In fact, Oregon Department of Human Services officials said last week that they will be in touch with the hospitals whose restraint and seclusion data appears higher than the average. For the first time, they know which hospitals bear watching.
Trends worth noting
Hospital officials caution that the initial data is a snapshot, and that trends will be more obvious as more quarterly reports are made public.
For instance, the VA’s restraint and seclusion numbers were high, but the VA deals with a different population than other hospitals, according to Steve Dobscha, the hospital’s chief of psychiatry.
A large number of the veterans who use its 21 psychiatric beds are elderly and suffering dementia. Among the younger veterans, a large percentage is suffering from brain injuries suffered in Iraq and Afghanistan.
Patients with brain injuries and psychiatric illness can be much harder to control with the de-escalation techniques hospitals use as a way of pre-empting restraint and seclusion.
And the data for the VA does not reflect that hospital’s norm, Dobscha said. In 2007, the VA had a much lower rate than for the first quarter of this year. The increase is due to two patients in the psychiatric unit who were in and out of seclusion a number of times, Dobscha said.
Meanwhile, Legacy officials said that they send their most acute psychiatric cases to Legacy Emanuel, which explains the disparity between Emanuel and Good Samaritan.
Herb Ozer, director of Behavioral Health Services for Providence Health and Services, said something as simple as a hospital remodeling also can affect restraint and seclusion rates. St. Vincent’s, he said, has been remodeling its psychiatric unit this year.
“It creates a lot more chaos,” Ozer said, adding patients sometimes react to that chaos higher than usual.
Much to be gleaned from data
Mike Morris, a Department of Human Services manager for the state Addictions and Mental Health Division, said the data might contain all sorts of lessons yet to be learned.
For instance, Tuality Forest Grove Hospital reported a higher than average rate for use of seclusion. But Tuality runs a geriatric psychiatric program for treating the elderly, some of whom might be suffering aggressive dementia, Morris said.
“This is a start for us talking about one way to look at hospitals and the services they provide,” Morris said.
Hospital officials say that if similar numbers were collected just a few years ago they would have shown significantly higher rates of restraint and seclusion.
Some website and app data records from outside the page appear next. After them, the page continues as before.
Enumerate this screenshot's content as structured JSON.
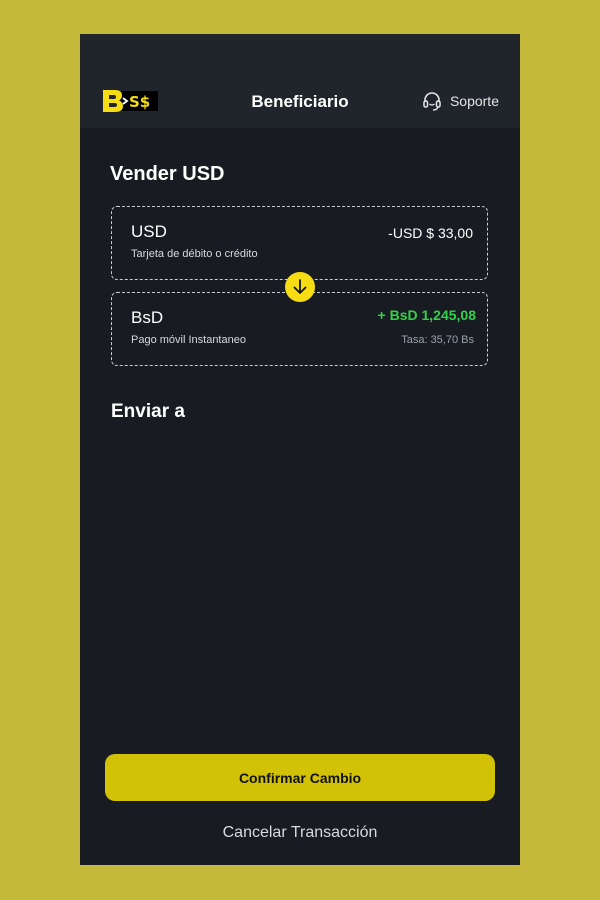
{
  "header": {
    "title": "Beneficiario",
    "support_label": "Soporte",
    "logo_text": "B>S$"
  },
  "sell": {
    "title": "Vender USD",
    "from": {
      "currency": "USD",
      "method": "Tarjeta de débito o crédito",
      "amount": "-USD $ 33,00"
    },
    "to": {
      "currency": "BsD",
      "method": "Pago móvil Instantaneo",
      "amount": "+ BsD 1,245,08",
      "rate": "Tasa: 35,70 Bs"
    }
  },
  "send_to": {
    "title": "Enviar a"
  },
  "actions": {
    "confirm_label": "Confirmar Cambio",
    "cancel_label": "Cancelar Transacción"
  },
  "colors": {
    "background": "#c4b938",
    "screen": "#181b22",
    "header": "#20242b",
    "accent_yellow": "#f5dc13",
    "button_yellow": "#d1c207",
    "positive_green": "#33d14a"
  },
  "icons": {
    "logo": "boss-logo",
    "support": "headset-icon",
    "swap": "arrow-down-icon"
  }
}
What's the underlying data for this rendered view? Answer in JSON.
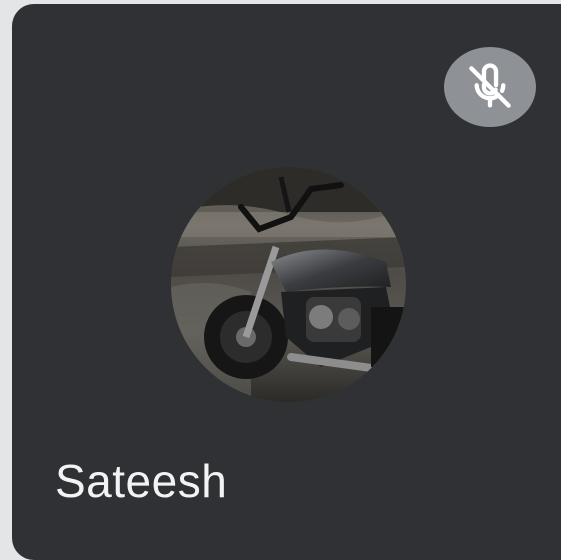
{
  "participant": {
    "name": "Sateesh",
    "mic_state": "muted",
    "mic_icon": "mic-off-icon",
    "avatar": "motorcycle-photo"
  },
  "colors": {
    "tile_background": "#303134",
    "badge_background": "#8e9196",
    "name_text": "#f1f3f4"
  }
}
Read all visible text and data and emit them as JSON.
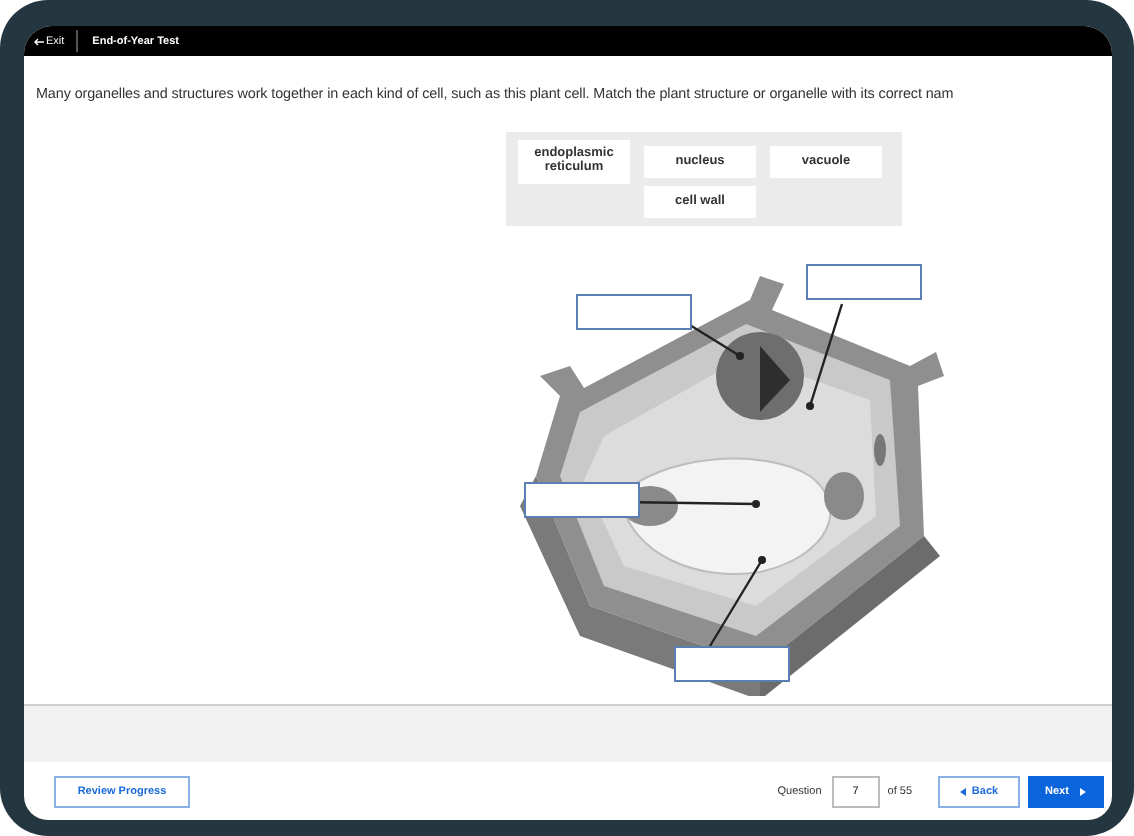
{
  "top_bar": {
    "exit": "Exit",
    "title": "End-of-Year Test"
  },
  "instruction": "Many organelles and structures work together in each kind of cell, such as this plant cell. Match the plant structure or organelle with its correct nam",
  "word_bank": [
    {
      "text": "endoplasmic reticulum"
    },
    {
      "text": "nucleus"
    },
    {
      "text": "vacuole"
    },
    {
      "text": "cell wall"
    }
  ],
  "footer": {
    "review_button": "Review Progress",
    "question_label": "Question",
    "question_value": "7",
    "of_total": "of 55",
    "back_button": "Back",
    "next_button": "Next"
  }
}
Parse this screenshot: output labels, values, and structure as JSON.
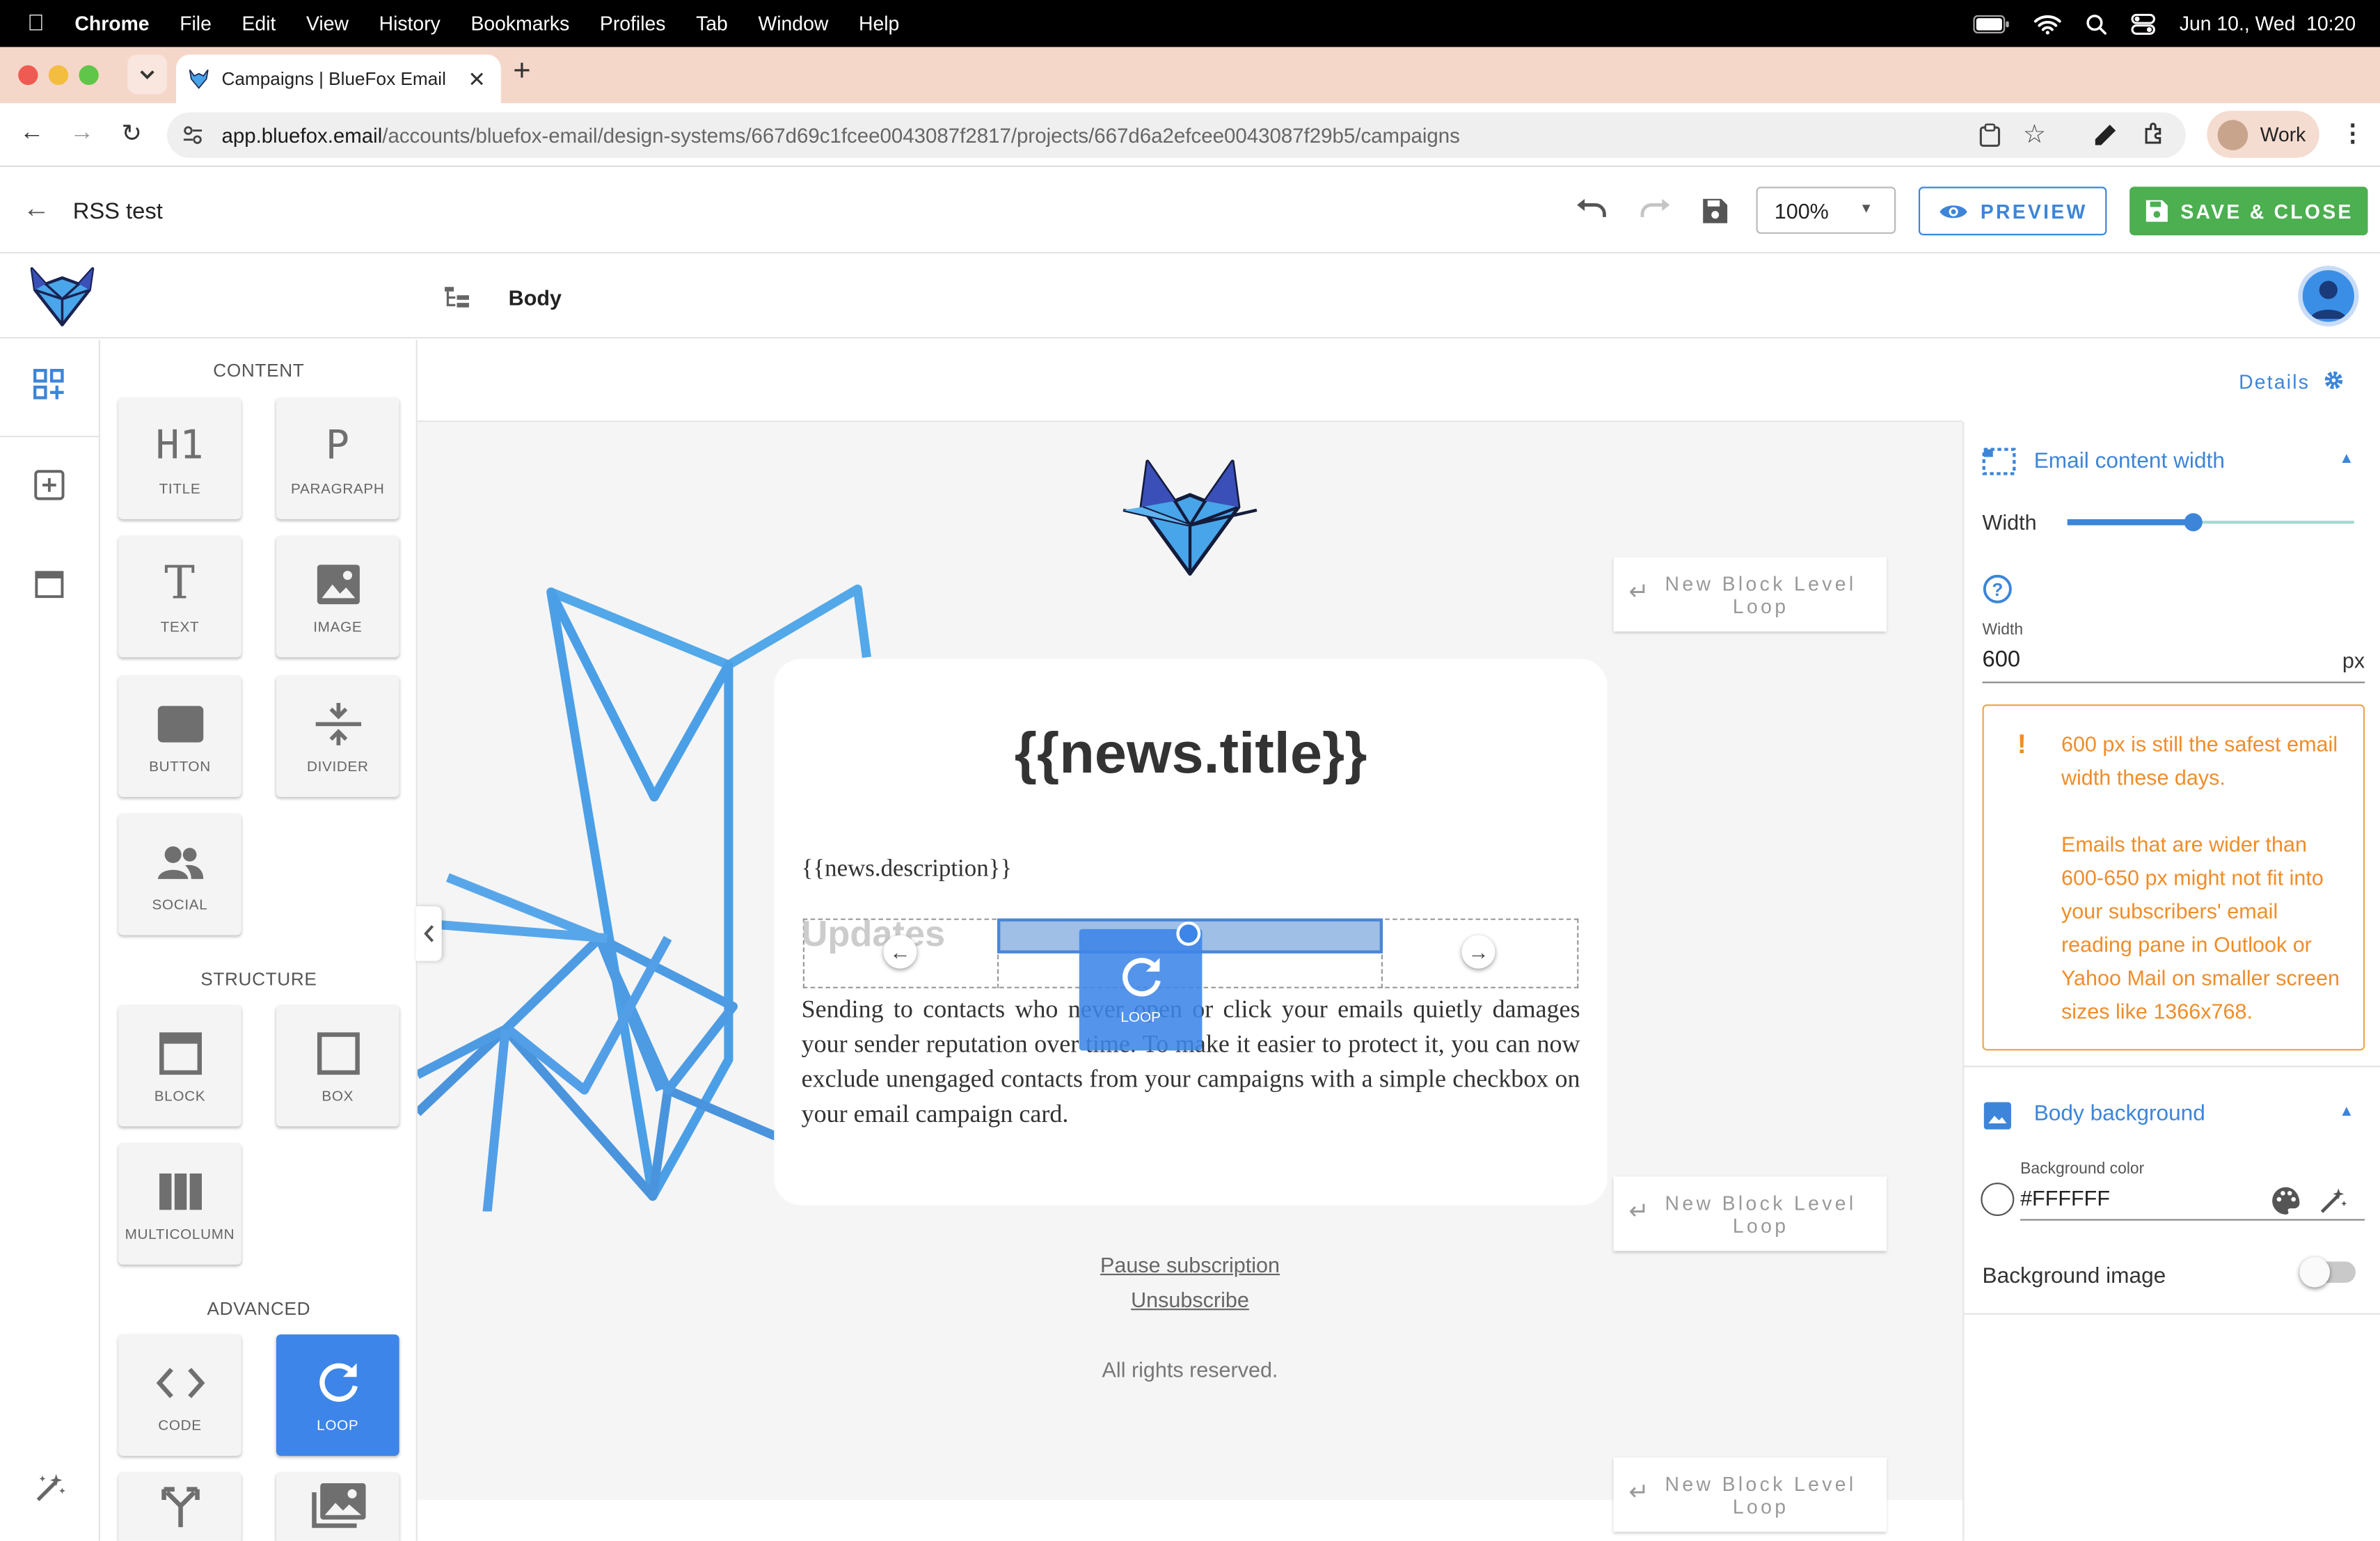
{
  "menubar": {
    "apple": "",
    "app": "Chrome",
    "items": [
      "File",
      "Edit",
      "View",
      "History",
      "Bookmarks",
      "Profiles",
      "Tab",
      "Window",
      "Help"
    ],
    "datetime": "Jun 10., Wed  10:20"
  },
  "browser": {
    "tab_title": "Campaigns | BlueFox Email",
    "url_host": "app.bluefox.email",
    "url_path": "/accounts/bluefox-email/design-systems/667d69c1fcee0043087f2817/projects/667d6a2efcee0043087f29b5/campaigns",
    "profile": "Work"
  },
  "header": {
    "title": "RSS test",
    "zoom": "100%",
    "preview_label": "PREVIEW",
    "save_label": "SAVE & CLOSE"
  },
  "subheader": {
    "breadcrumb": "Body"
  },
  "palette": {
    "content_heading": "CONTENT",
    "structure_heading": "STRUCTURE",
    "advanced_heading": "ADVANCED",
    "content": [
      {
        "label": "TITLE",
        "glyph": "H1"
      },
      {
        "label": "PARAGRAPH",
        "glyph": "P"
      },
      {
        "label": "TEXT",
        "glyph": "T"
      },
      {
        "label": "IMAGE"
      },
      {
        "label": "BUTTON"
      },
      {
        "label": "DIVIDER"
      },
      {
        "label": "SOCIAL"
      }
    ],
    "structure": [
      {
        "label": "BLOCK"
      },
      {
        "label": "BOX"
      },
      {
        "label": "MULTICOLUMN"
      }
    ],
    "advanced": [
      {
        "label": "CODE"
      },
      {
        "label": "LOOP"
      }
    ]
  },
  "canvas": {
    "details_label": "Details",
    "news_title": "{{news.title}}",
    "news_description": "{{news.description}}",
    "updates_label": "Updates",
    "drag_label": "LOOP",
    "body_text": "Sending to contacts who never open or click your emails quietly damages your sender reputation over time. To make it easier to protect it, you can now exclude unengaged contacts from your campaigns with a simple checkbox on your email campaign card.",
    "new_block_loop": "New Block Level Loop",
    "pause_link": "Pause subscription",
    "unsubscribe_link": "Unsubscribe",
    "rights": "All rights reserved."
  },
  "panel": {
    "width_section": "Email content width",
    "width_label": "Width",
    "width_slider_fraction": 0.44,
    "width_field_label": "Width",
    "width_value": "600",
    "width_unit": "px",
    "note_line1": "600 px is still the safest email width these days.",
    "note_line2": "Emails that are wider than 600-650 px might not fit into your subscribers' email reading pane in Outlook or Yahoo Mail on smaller screen sizes like 1366x768.",
    "bg_section": "Body background",
    "bg_color_label": "Background color",
    "bg_color_value": "#FFFFFF",
    "bg_image_label": "Background image"
  },
  "colors": {
    "accent": "#3d85d8",
    "save": "#4caf50",
    "warning": "#ef8d2a",
    "tab_strip": "#f5d7ca"
  }
}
Robin Henderson, director of behavioral health at St. Charles Medical Center in Bend, said that five years ago her hospital’s seclusion room was always in use. In the last three years, Henderson said, St. Charles has almost completely eliminated the need for restraint and seclusion.
Reporting their seclusion and restraint data has forced hospitals to overcome a long-standing taboo, Henderson said. And it will be helpful, she said.
“We have to go back and really talk among each other about what models are working and what models aren’t,” Henderson said. “This has not been the safest thing to talk about. There are not a lot of venues where we can go out and share high-risk data.”
Child, of the Mental Health America of Oregon, was secluded at the now-closed Woodland Park Hospital in Northeast Portland years ago. She said making psychiatric data public could help mental health patients avoid trauma – the trauma she said that often accompanies the aftermath of a hospital stay.
“What’s happened in the past is people have a bad experience and they complain as individuals, which means hospitals bring in attorneys and risk-management folks, so it makes it feel like it’s very personal,” Child said. “This at least gives you a chance to look at it with a different lens.”
Jason Renaud, another longtime Portland activist on mental health issues, said release of the new data represented a victory of sorts for mental health advocates.
“This required abundant public oversight, but we have had nothing up until this point,” Renaud said of seclusion and restraint. “It’s not part of the happy story of hospitals.”